Microsoft researchers are working on a technology that can automatically identify the objects in a picture, interpret what is going on and write an accurate caption explaining it. "The machine has been trained to understand how a human understands the image," said Xiaodong He, a researcher with Microsoft Research’s Deep Learning Technology Center and one of the people working on the project.
For example, when given a picture of a man sitting in front of a computer, the image captioning technology can accurately recognize that it should focus on describing the man in the foreground, not the image on the computer in the background. Because the man has facial hair, it also knows that it is a man, not a woman.
The system is based on neural networks, which are computing elements that are modeled loosely after the human brain, to connect vision to language. With that technology, the systems began to get it right more often, and error rates have been decreasing ever since.
Automated image captioning still isn’t perfect, but it has quickly become a hot research area, with experts from universities and corporate research labs vying for the best automated image captioning algorithm.
The latest competition to create the most informative and accurate captions, the MS COCO Captioning Challenge 2015, ends this Friday.
Throughout the competition, a leaderboard has been tracking how well the teams are doing using various technical measurements, and ranking them based on who is currently producing the best results.
The competitors are all using a dataset of images, called Microsoft COCO, which was developed by researchers from Microsoft and other research institutions. The challenge is to come up with the best algorithm that creates captions based on that dataset.
Microsoft’s algorithm is trained to automatically write a caption using several steps.
First, it predicts the words that are likely to appear in a caption, using what’s called a convolutional neural network to recognize what’s in the image.
The convolutional neural network is trained with many examples of images and captions, and automatically learns features such as color patches, shapes and other features. That’s much like the way the human brain identifies objects.

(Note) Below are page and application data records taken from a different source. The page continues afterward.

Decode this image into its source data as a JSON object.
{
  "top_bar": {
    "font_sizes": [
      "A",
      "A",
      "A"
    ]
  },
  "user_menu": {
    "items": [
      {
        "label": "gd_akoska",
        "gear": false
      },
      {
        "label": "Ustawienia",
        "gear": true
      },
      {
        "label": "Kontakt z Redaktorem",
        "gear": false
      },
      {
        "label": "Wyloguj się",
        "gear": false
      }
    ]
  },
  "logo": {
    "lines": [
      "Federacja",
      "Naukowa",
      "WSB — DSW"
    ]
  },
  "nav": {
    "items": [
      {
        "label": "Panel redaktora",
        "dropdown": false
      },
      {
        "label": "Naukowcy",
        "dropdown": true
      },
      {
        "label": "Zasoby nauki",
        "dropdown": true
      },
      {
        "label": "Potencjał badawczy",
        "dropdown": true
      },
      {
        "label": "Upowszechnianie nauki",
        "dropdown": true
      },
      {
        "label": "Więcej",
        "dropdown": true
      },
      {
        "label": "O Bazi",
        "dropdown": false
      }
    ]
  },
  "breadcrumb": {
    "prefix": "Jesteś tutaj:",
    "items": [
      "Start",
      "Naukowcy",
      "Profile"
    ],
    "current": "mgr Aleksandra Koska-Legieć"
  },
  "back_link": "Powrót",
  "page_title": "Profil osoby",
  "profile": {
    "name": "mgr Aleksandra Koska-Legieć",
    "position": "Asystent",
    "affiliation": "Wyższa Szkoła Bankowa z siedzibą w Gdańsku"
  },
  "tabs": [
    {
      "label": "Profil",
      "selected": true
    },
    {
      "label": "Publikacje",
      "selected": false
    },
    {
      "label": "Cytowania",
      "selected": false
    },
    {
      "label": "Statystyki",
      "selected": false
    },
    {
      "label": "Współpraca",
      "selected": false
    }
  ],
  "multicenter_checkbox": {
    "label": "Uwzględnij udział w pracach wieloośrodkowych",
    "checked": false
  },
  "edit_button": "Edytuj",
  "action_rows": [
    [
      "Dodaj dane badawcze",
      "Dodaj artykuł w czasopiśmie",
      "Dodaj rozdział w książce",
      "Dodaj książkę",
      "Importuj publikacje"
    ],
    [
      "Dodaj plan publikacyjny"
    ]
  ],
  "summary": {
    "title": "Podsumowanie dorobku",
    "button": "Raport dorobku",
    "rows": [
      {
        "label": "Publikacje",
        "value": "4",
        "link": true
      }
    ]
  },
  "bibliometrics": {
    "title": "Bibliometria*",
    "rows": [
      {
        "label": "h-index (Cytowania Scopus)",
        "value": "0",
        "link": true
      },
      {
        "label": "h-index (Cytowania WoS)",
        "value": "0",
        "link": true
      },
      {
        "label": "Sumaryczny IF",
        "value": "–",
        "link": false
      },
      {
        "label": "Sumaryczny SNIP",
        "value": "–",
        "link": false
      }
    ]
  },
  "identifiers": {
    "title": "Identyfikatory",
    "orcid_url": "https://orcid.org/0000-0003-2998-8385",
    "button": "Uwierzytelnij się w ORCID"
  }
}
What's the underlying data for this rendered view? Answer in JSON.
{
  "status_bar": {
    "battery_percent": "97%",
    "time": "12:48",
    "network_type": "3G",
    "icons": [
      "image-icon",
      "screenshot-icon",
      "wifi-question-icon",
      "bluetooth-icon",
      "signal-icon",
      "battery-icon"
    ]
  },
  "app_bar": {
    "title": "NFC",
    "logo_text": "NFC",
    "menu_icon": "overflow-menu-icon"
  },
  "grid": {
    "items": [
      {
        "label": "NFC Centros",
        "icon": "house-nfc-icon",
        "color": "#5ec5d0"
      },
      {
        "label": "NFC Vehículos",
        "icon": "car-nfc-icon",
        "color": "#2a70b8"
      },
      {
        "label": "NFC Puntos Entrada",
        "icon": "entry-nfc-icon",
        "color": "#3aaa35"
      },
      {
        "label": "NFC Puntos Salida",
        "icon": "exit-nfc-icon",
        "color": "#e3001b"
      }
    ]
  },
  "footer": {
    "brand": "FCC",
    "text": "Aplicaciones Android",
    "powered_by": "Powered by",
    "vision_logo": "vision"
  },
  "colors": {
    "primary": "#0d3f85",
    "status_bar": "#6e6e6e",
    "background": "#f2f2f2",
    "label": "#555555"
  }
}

Next, it uses a language model to take that set of words and create coherent possible captions.
"The critical thing is that the language model is generating text conditioned on the information in the image," said Geoffrey Zweig, who manages Microsoft Research’s speech and dialog research group.
Finally, it deploys a checker that measures the overall semantic similarity between the caption and the image, to choose the best possible caption.
As the technology continues to improve, the researchers say they see vast possibilities for how these types of tools could be used to make significant gains in the field of artificial intelligence, in which computers are capable of intelligent behavior in an era of more personal computing.
The goal is to connect vision to language in order to have artificial intelligence tools.
Recently, Stephen Wolfram, the brain behing Mathematica, has also talked about a function called ImageIdentify built into the Wolfram Language that lets you ask, "What is this a picture of?" - and get an answer.